To demonstrate the performance of the algorithm an academic example is
presented. A set of uniform meshes^{1} over a unit hemisphere
has been generated using 4 different uniform control
grids. The control grids 1, 2, 3, and 4 contain 130, 504, 2094,
and 8222 elements, respectively and have been created for target element size 0.35,
0.175, 0.0875, and 0.04375, respectively. For each control grid, three meshes have been
generated with target element size 0.035, 0.05, and 0.07 using
different selection algorithm (for point to surface projection). The
difference between the ``simple'' and ``enhanced'' algorithm consists
in the fact that ``simple'' algorithm is not using mid-nodes for
sub-triangle selection. The convergence criterion for the projection has
been set to 0.1 % of the target element size.
The achieved results are summarized in
Table 1. For each mesh, the number of generated
elements (Elems) and the total computing time (T-tot) in seconds have
been recorded. Since the algorithm seems to be quite slow (the
same surface mesh generator working with tensor product
polynomial surfaces is about 10 times faster) the total computing time
has been split to a part corresponding strictly to the mesh generation
process (T-mesh) and to a part related to the smoothing phase (T-opt)
(only 2 cycles were considered). It is evident that the computing time is
steadily decreasing with the
decreasing size of the elements in the control grid.
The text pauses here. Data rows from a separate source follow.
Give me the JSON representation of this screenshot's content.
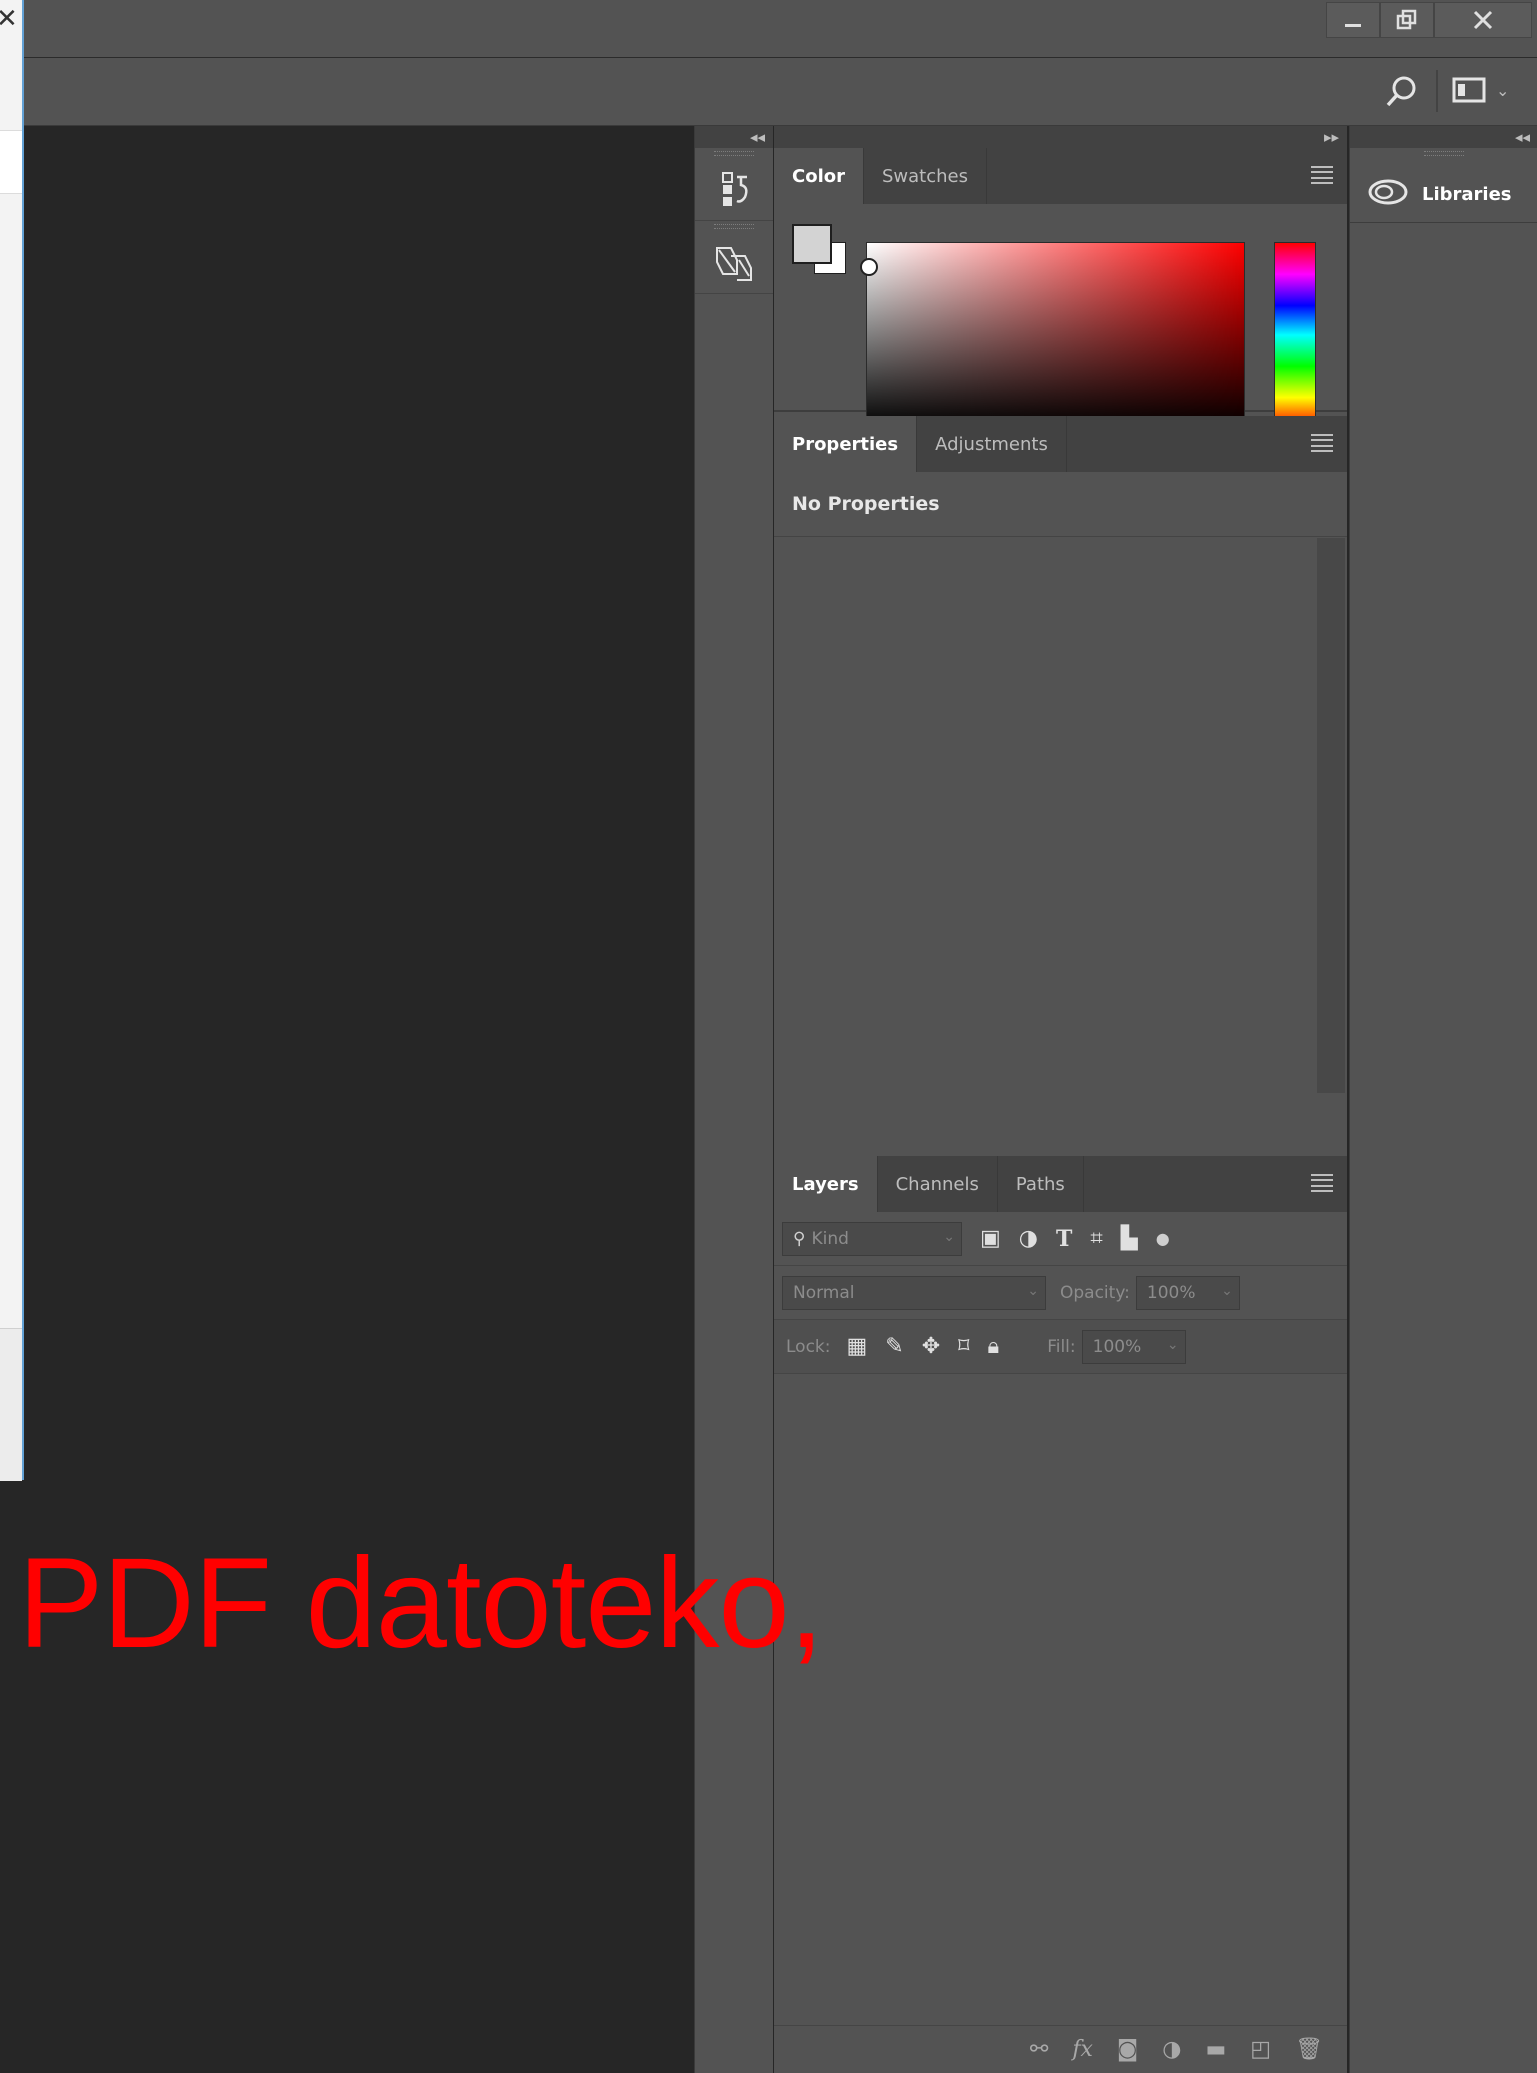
{
  "window": {
    "minimize_icon": "minimize-icon",
    "restore_icon": "restore-icon",
    "close_icon": "close-icon"
  },
  "optionsbar": {
    "search_icon": "search-icon",
    "workspace_icon": "workspace-icon"
  },
  "canvas": {
    "overlay_text": "PDF datoteko,",
    "overlay_color": "#ff0000"
  },
  "dock": {
    "collapse_left": "◂◂",
    "expand_right": "▸▸",
    "collapse_right": "◂◂",
    "icons": [
      "history-icon",
      "properties-toggle-icon"
    ]
  },
  "color_panel": {
    "tabs": [
      "Color",
      "Swatches"
    ],
    "active_tab": "Color",
    "foreground": "#d3d3d3",
    "background": "#ffffff"
  },
  "properties_panel": {
    "tabs": [
      "Properties",
      "Adjustments"
    ],
    "active_tab": "Properties",
    "message": "No Properties"
  },
  "layers_panel": {
    "tabs": [
      "Layers",
      "Channels",
      "Paths"
    ],
    "active_tab": "Layers",
    "filter_label": "Kind",
    "blend_mode": "Normal",
    "opacity_label": "Opacity:",
    "opacity_value": "100%",
    "lock_label": "Lock:",
    "fill_label": "Fill:",
    "fill_value": "100%"
  },
  "libraries": {
    "label": "Libraries"
  }
}
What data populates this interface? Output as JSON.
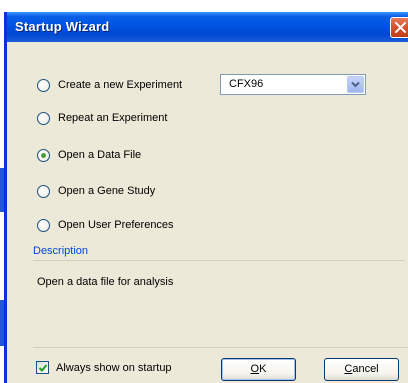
{
  "window": {
    "title": "Startup Wizard"
  },
  "options": [
    {
      "label": "Create a new Experiment",
      "checked": false
    },
    {
      "label": "Repeat an Experiment",
      "checked": false
    },
    {
      "label": "Open a Data File",
      "checked": true
    },
    {
      "label": "Open a Gene Study",
      "checked": false
    },
    {
      "label": "Open User Preferences",
      "checked": false
    }
  ],
  "instrument_select": {
    "value": "CFX96"
  },
  "description": {
    "label": "Description",
    "text": "Open a data file for analysis"
  },
  "footer": {
    "always_show_label": "Always show on startup",
    "always_show_checked": true,
    "ok_label": "OK",
    "cancel_label": "Cancel"
  },
  "colors": {
    "title_bar": "#0055e5",
    "close_button": "#d5512d",
    "description_label": "#0046d5",
    "radio_checked": "#4a9c3a"
  }
}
Each time the size of
control triangles is halved the total computing time is reduced by a
constant value (specific for a particular mesh size). This can be explained by
reduction of the level of subdivision required by the convergence
criterion by 1 whenever the control mesh size is halved. It can be
also observed that the ``enhanced'' selection algorithm outperforms
(although only slightly) the ``simple''
one on coarser control grids, where a higher probability of
incorrect selection occurs. Note that this performance difference is increasing with the
mesh density.

Since most of the smoothing time (over 85 %) is consumed by the projection algorithm it is be possible to estimate the overhead in the mesh generation phase caused by the projection. The key to an improved performance is to replace the ``accurate'' projection by an ``approximate'' one whenever possible and to reduce the number of ``accurate'' projections to the minimum, ideally to the number of nodes (or surface nodes). The ``approximate'' projection, however, must be accurate enough to guarantee correct behaviour of the mesh generation algorithm. A possible way may be to introduce a (rational) Bezier triangle over each triangle of the original control grid and to adjust its control polygon (and weights) to ``minimize'' its deviation from the limit surface. The parametric space of the (rational) Bezier triangle can be then efficiently used for the implementation of the ``approximate'' projection technique.

- ... meshes
^{1} - All meshes have been generated on a Dell notebook with Intel Pentium II 300 MHz processor and 128 MBytes RAM running under Linux Red Hat 5.2.

*Daniel Rypl
2005-12-03*